The Role of women in Johannine literature : an exegetical study
The role of women in Johannine literature appears to be unique in a number of ways. Firstly, in the Gospel of John, there is a different presentation accorded to women in comparison to the Synoptics. John gives a lengthy and a wider discussion on Jesus’ encounter with women, which ranges from a longer passage to a whole chapter. Another significant point here is that John’s accounts on women are unparalleled in the synoptics. Other evidences that cannot be ignored are that in his presentation of women, John depicts them in direct dialogue with Jesus. Secondly, in the Epistle of 2 John, the use of “woman” is no longer literal but symbolic in which sense the author likens the woman to a church.
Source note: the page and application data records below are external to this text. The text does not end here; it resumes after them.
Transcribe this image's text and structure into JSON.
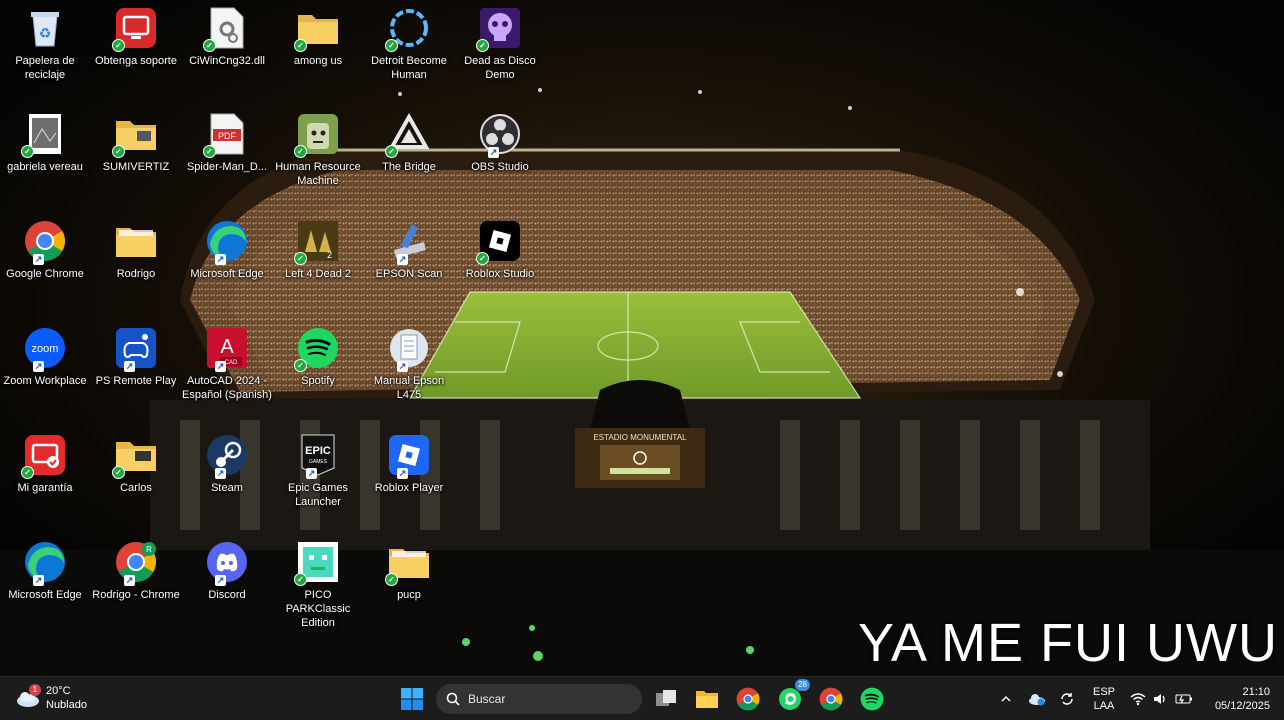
{
  "desktop": {
    "icons": [
      {
        "label": "Papelera de reciclaje",
        "icon": "recycle-bin-icon"
      },
      {
        "label": "Obtenga soporte",
        "icon": "get-support-icon"
      },
      {
        "label": "CiWinCng32.dll",
        "icon": "dll-file-icon"
      },
      {
        "label": "among us",
        "icon": "folder-icon"
      },
      {
        "label": "Detroit Become Human",
        "icon": "detroit-icon"
      },
      {
        "label": "Dead as Disco Demo",
        "icon": "dead-as-disco-icon"
      },
      {
        "label": "gabriela vereau",
        "icon": "image-file-icon"
      },
      {
        "label": "SUMIVERTIZ",
        "icon": "folder-icon"
      },
      {
        "label": "Spider-Man_D...",
        "icon": "pdf-file-icon"
      },
      {
        "label": "Human Resource Machine",
        "icon": "human-resource-machine-icon"
      },
      {
        "label": "The Bridge",
        "icon": "the-bridge-icon"
      },
      {
        "label": "OBS Studio",
        "icon": "obs-studio-icon"
      },
      {
        "label": "Google Chrome",
        "icon": "chrome-icon"
      },
      {
        "label": "Rodrigo",
        "icon": "folder-icon"
      },
      {
        "label": "Microsoft Edge",
        "icon": "edge-icon"
      },
      {
        "label": "Left 4 Dead 2",
        "icon": "left4dead2-icon"
      },
      {
        "label": "EPSON Scan",
        "icon": "epson-scan-icon"
      },
      {
        "label": "Roblox Studio",
        "icon": "roblox-studio-icon"
      },
      {
        "label": "Zoom Workplace",
        "icon": "zoom-icon"
      },
      {
        "label": "PS Remote Play",
        "icon": "ps-remote-play-icon"
      },
      {
        "label": "AutoCAD 2024 - Español (Spanish)",
        "icon": "autocad-icon"
      },
      {
        "label": "Spotify",
        "icon": "spotify-icon"
      },
      {
        "label": "Manual Epson L475",
        "icon": "manual-epson-icon"
      },
      {
        "label": "Mi garantía",
        "icon": "mi-garantia-icon"
      },
      {
        "label": "Carlos",
        "icon": "folder-icon"
      },
      {
        "label": "Steam",
        "icon": "steam-icon"
      },
      {
        "label": "Epic Games Launcher",
        "icon": "epic-games-icon"
      },
      {
        "label": "Roblox Player",
        "icon": "roblox-player-icon"
      },
      {
        "label": "Microsoft Edge",
        "icon": "edge-icon"
      },
      {
        "label": "Rodrigo - Chrome",
        "icon": "chrome-profile-icon"
      },
      {
        "label": "Discord",
        "icon": "discord-icon"
      },
      {
        "label": "PICO PARKClassic Edition",
        "icon": "pico-park-icon"
      },
      {
        "label": "pucp",
        "icon": "folder-icon"
      }
    ]
  },
  "overlay": {
    "caption": "YA ME FUI UWU"
  },
  "wallpaper": {
    "sign_text": "ESTADIO MONUMENTAL"
  },
  "taskbar": {
    "weather": {
      "temp": "20°C",
      "condition": "Nublado",
      "alert_count": "1"
    },
    "search": {
      "placeholder": "Buscar"
    },
    "whatsapp_badge": "28",
    "language": {
      "line1": "ESP",
      "line2": "LAA"
    },
    "clock": {
      "time": "21:10",
      "date": "05/12/2025"
    }
  },
  "colors": {
    "taskbar_bg": "#1c1c1c",
    "sync_green": "#1faa3b",
    "accent_blue": "#0078d4"
  }
}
Thirdly, the book of Revelation presents women in a symbolic perspective whereby they represent the church, both false and righteous, and crowns their role as pointing to the city of the New Jerusalem. There were four focus issues that not only informed the statement of the problem, but gave the study a technical framing as well. What are the roles of women in Johannine writings? How does John present women in his writings? What is his purpose in the way he presents them? Lastly, is there a continuous connection in the role of women in the way John presents them? In light of these issues, the study purposed to ascertain the role of women in John’s writings with a view of identifying their participation in relation to the main themes of the literature under study. As such, specific passages were selected for study as outlined in the paper proper. The flow of the study was such that Chapter 1 covered the introductory aspects of the study while Chapter 2 surveyed roles of women in various periods of human history spanning from ancient Mesopotamia down to the Greco-Roman era. The outcome of Chapter 2 indicated that women participated in social, economic, religious, and leadership roles within the patriarchal framework which prevailed both in Ancient Near East and Israel. As this was the case in Mesopotamia and ancient Israel, women’s roles diminished tremendously during late Judaism. The opposite was true with the coming of Jesus in the 1st century AD. While Chapter 3 dealt with the main study of the selected passages in Johannine writings, Chapter 4 covered the theological context of the study. Chapter 5 was the summary and conclusion of the findings. From Johannine literature, there is a lot of information with regard to the role of women. Women play a unique role in that they set a paradigm of committed and faithful followers of Jesus. This in turn makes them Jesus’ followers, witnesses, messengers, and active participants in His ministry. It is inescapable to note here too that women set a counterpoint to men in regard to their participation in the ministry of Jesus. Men are either passive or are portrayed as doubtful in their roles. Therefore, women’s role in Johannine writings is both significant and unique as it enjoys the support of the said literature.